I ended up with a stack of about a dozen. I took that as a sign that I was ready.
There's a website—you know it—that encourages people to write a novel in November, and I planned to succeed this time. Somehow, I guess because I surrendered to what I knew I had to do, I did it. Every (or most) mornings, wrapped in a blanket at 5:30 in a dark living room, the house asleep, the skunks wandering home past my window, I'd type. Pound it out. Don't look back. Jot down the spelling and first name of the antagonist. Write forward. Butt in chair. Those books all said the same thing.
It's likely that the difference this time, compared to the other two times I'd tried to write a novel, was that I had trained for and run three marathons before I sat down to write this one. My body and mind now understand the sustained nature of effort required to whittle an unimaginably large task down, atom by atom, step by step, word by word, bird by— whatever. Something clicked. (Keys, yes. Keys.)

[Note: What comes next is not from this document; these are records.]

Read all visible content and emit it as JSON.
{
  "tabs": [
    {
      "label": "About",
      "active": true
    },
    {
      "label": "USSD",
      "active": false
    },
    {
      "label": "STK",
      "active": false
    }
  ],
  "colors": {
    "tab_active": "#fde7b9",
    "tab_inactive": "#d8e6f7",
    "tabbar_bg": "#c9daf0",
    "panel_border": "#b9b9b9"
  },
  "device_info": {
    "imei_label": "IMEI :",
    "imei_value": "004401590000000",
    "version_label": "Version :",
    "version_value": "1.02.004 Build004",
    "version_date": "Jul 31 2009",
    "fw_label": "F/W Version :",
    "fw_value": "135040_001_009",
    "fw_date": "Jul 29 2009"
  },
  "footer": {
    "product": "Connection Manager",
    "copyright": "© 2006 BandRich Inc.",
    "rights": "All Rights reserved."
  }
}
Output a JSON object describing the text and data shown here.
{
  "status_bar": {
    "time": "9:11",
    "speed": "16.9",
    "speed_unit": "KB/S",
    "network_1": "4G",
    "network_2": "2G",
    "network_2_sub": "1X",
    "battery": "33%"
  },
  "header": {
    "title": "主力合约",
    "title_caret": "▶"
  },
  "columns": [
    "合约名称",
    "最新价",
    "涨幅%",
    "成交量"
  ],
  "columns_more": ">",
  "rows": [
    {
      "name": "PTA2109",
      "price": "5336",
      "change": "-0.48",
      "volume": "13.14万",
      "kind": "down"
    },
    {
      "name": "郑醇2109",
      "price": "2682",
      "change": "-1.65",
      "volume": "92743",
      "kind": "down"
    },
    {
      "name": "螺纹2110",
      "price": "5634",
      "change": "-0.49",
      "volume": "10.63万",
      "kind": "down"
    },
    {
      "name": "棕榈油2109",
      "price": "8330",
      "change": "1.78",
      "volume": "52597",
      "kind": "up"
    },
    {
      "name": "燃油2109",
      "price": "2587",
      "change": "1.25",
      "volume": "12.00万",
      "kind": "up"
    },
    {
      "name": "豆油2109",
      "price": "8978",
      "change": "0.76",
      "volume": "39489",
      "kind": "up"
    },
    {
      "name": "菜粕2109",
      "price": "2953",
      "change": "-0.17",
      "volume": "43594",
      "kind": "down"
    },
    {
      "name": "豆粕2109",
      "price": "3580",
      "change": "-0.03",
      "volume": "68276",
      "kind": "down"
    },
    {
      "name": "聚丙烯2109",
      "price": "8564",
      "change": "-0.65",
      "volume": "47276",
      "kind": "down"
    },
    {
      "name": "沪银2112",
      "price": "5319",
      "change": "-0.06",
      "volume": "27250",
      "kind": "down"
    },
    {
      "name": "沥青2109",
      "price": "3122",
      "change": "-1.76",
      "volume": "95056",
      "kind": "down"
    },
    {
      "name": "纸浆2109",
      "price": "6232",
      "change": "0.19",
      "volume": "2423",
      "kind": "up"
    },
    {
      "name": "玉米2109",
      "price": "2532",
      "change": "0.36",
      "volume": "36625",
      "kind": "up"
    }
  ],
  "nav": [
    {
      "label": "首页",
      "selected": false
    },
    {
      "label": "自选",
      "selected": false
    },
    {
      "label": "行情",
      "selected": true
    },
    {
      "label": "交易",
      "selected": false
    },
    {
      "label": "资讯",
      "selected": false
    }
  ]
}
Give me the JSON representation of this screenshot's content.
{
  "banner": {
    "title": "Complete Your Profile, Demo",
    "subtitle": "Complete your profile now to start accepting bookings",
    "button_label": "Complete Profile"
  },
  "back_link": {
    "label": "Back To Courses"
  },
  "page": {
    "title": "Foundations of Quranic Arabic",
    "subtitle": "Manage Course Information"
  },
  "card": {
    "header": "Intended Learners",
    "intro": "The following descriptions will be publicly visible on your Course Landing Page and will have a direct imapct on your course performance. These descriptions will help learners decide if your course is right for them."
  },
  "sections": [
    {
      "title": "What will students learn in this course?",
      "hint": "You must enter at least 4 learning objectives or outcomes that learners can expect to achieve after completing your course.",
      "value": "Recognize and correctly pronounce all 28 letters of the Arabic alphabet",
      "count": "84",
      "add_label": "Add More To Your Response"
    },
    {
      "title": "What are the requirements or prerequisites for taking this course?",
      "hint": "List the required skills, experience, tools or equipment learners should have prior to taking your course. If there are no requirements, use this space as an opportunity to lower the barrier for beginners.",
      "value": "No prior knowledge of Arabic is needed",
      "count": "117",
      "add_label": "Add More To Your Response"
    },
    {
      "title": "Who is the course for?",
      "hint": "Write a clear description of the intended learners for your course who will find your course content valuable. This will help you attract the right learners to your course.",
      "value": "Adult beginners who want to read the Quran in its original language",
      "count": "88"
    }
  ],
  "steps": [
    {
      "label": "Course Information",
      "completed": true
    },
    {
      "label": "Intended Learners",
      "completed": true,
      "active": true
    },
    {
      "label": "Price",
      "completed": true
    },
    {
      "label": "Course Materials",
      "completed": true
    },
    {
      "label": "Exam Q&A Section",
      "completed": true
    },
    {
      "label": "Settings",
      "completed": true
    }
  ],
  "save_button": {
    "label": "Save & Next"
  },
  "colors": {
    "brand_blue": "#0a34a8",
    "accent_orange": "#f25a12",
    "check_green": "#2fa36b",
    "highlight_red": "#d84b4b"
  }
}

Weekends, I was granted hours to go to the local coffee shop and spend solid afternoons there, headphones in, old timey country music blocking the hiss of espresso, intent expression signaling my unusual-for-me focus to my neighbors and friends. Words words words out. My only writer's block was the block I put against doubt and pause and sloth and backwards-looking and judgment. It was a month-long push.
By the end of November 2009, in keeping with NaNoWriMo, I had reached 50,000 words—and a rough story that stopped abruptly with nothing resolved. So I buckled down and spent the next ten months putting the final 40,000 words together.
Then I edited. And edited. Then I asked people to read it, starting with a literate novel-reading writing librarian who's kind enough to live with me. And then a friendly police officer to advise on technical matters. A former literary agent. A publisher of textbooks. An honors English teacher. Other writers. Wise people. Good people.
I saved their responses. I bundled them up in stacks. I ran another marathon. Wrote some podcast scripts. Worked a day job. Traveled. Journaled. Attempted wit on social media. Opposed bad developments in town. Passed the stack each morning on my way down to get dressed.
Then I got to the part where I kind of looked around and said this is done. And it was done, it tailed off, I knew there'd be more effort but this was good. I did what you do, which is you think and say this is saleable. You really think this is readable, but the books and everything else say you're supposed to jump that little hedge one side of which is art and the other side of which is commerce and it's such a short hedge and it's hardly any jump at all. So, it was readable. By commercial people.
One of my readers, as mentioned, is a publisher of textbooks. When I began pitching the book to agents he casually said "let me know if you want me to publish it." And I said something like "wow, thanks, good to know, Plan B," etc.
This next part is a complex emotion that's its own post, but it's a melange of impatience, ego, sound judgment, experience, self-confidence (not ego—the real stuff, the stuff that comes so hard and takes so long and maybe has something to do with decades of holding down high-functioning jobs and running marathons and raising kids and proving oneself to oneself until one's forced to think maaaayyyybe one is competent) and excitement, and it told me to stop pitching the book after about six weeks of the agent search and just surrender to what had been placed before me, which was a friend offering to help.
More to come. In the meantime, the book's called Bone Hollow and you can buy it here.